"To be fair, they wanted it more than us today and they deserved to win," said Caskey.
"The unforced errors, silly errors we shouldn't do, and you get punished for them. Silly penalties.
"These fellas, we knew they would be fired up, with the passing of Brian Lochore."
After the sides observed a moment's silence for the first Heartland match since the passing of Sir Brian, Wairarapa Bush were quickly into their business and to no surprise it was Goodger.
The lock charged down an early Tyler Rogers-Holden clearing kick and then making the hit on his opposite Sam Madams that led to a penalty at the breakdown.
Wairarapa tapped and ran, with Haira slicing through an open gap and finding Flutey inside, who just stepped through Tikoisolomone and fended away from Rogers-Holden for 7-0 inside of five minutes.
A Middleton charge through the middle saw him put down a grubber for Symes, but Katia saved the try and Wanganui had to work forward again from halfway after the long clearance with the wind.
Battering down a Wanganui pass saw the visitors get an attacking scrum on the 5m, and when they had penalty advantage off the next phase, Clare snapped a quick drop goal from in front in the 15th minute.
Wanganui getting isolated at the ruck when carrying out of their 22m let Wairarapa kick for a 6m lineout, and the Tufuga-led pack made the visitors pay.
Wanganui infringed when stopping the first drive off a No 8 Kirk Tufuga take, but the second time the home team worked it perfectly, with brother prop Sam holding it at the back.
Although the defenders initially held him up, the second shunt saw Tufuga get it down for 12-3.
Hawira missed the conversion and then an ambitious 43m penalty attempt, as Wanganui began to get some traction - Tikoisolomone having a rare chance to use his speed, but some wild passes let the home side get clear.
It took an offside penalty for Wanganui to kick their way to a 12m lineout, and the forwards got payback on their opposites as they drove a perfect rolling maul, with defenders too high to stop them, to put Tutauha over the line for 12-8.
Wanganui could have lived with that scoreline with 90 seconds left until the break and their turn with the wind, but Middleton got trapped on the kickoff carry and Hawira added three expensive points.
With Dane Whale coming on for Clare, Wanganui had a perfect restart as a booming clearance put them on attack and Wairarapa Bush bombed their lineout throw, allowing Horrocks to snap it up and step through the tryline defenders to score - Whale taking his time to land the equalising conversion.

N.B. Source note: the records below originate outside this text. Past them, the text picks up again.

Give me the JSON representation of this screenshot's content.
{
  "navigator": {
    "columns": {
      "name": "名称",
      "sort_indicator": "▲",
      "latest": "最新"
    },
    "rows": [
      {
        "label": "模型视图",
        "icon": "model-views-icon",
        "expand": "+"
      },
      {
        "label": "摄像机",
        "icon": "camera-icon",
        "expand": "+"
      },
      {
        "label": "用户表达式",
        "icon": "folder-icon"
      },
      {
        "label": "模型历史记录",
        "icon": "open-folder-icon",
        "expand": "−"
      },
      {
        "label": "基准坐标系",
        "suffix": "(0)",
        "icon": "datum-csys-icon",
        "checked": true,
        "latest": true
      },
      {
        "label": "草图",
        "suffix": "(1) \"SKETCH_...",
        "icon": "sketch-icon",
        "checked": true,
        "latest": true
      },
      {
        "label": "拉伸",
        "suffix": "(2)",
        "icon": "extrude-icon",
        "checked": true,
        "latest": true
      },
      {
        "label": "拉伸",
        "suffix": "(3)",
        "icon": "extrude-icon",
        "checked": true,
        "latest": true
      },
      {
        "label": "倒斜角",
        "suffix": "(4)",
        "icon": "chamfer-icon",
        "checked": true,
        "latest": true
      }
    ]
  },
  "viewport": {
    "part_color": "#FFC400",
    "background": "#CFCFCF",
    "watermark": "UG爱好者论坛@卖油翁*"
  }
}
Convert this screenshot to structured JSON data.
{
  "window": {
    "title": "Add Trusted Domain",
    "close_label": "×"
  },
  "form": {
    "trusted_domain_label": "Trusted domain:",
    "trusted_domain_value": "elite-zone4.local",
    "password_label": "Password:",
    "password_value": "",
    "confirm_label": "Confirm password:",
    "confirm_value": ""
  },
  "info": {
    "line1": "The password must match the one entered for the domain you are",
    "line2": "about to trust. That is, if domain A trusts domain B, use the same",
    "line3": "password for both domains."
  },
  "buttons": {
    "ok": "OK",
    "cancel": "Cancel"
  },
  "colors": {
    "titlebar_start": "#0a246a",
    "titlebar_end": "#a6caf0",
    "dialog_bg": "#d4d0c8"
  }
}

But Wairarapa Bush absorbed further pressure, with any one of the four Tufuga's available to make a strong carry, and the home side got penalty advantage from a turned scrum on attack, so Hawira could boot them back into the lead in the 52nd minute.
Just six minutes later, the decisive moment came as Katia kept looking to probe down Wanganui's right-hand blindside and he found Hebenton-Prendeville.
The winger propped brilliantly off both shoulders to step through Symes, avoid a diving Middleton, stand-up Tikoisolomone and hold off reserve fullback Nick Harding to dash under the posts.
Down by 10 entering the final quarter, Wanganui got onto attack but a steady stream of errors prevented them capitalising on their pressure, until Horrocks atoned for some wild passes by trapping reserve halfback Bryan Arnold off the back of a scrum.
Whale added a quick penalty in front for 25-18 with seven minutes and change left.
But the desperate visitors never got back out of their half as reserve Samu Kubunavanua was penalised at the kickoff and the home team attacked, until they lost the ball in front of the tryline.
With five minutes left and 100m to go, Wanganui cleared to their 22m, but Madams was pinged trying to stop yet another Wairarapa Bush lineout drive, and after serious consultation with his forwards, Hawira backed himself and calmly nailed the difficult match-winning penalty into the breeze.
Wairarapa Bush 28 (T Flutey, S Tufuga, L Hebenton-Prendeville tries; T Hawira 3 pen, 2 con) bt Wanganui 18 (R Tutauha, L Horrocks tries; D Whale pen, con, C Clare dg). HT: 15-8.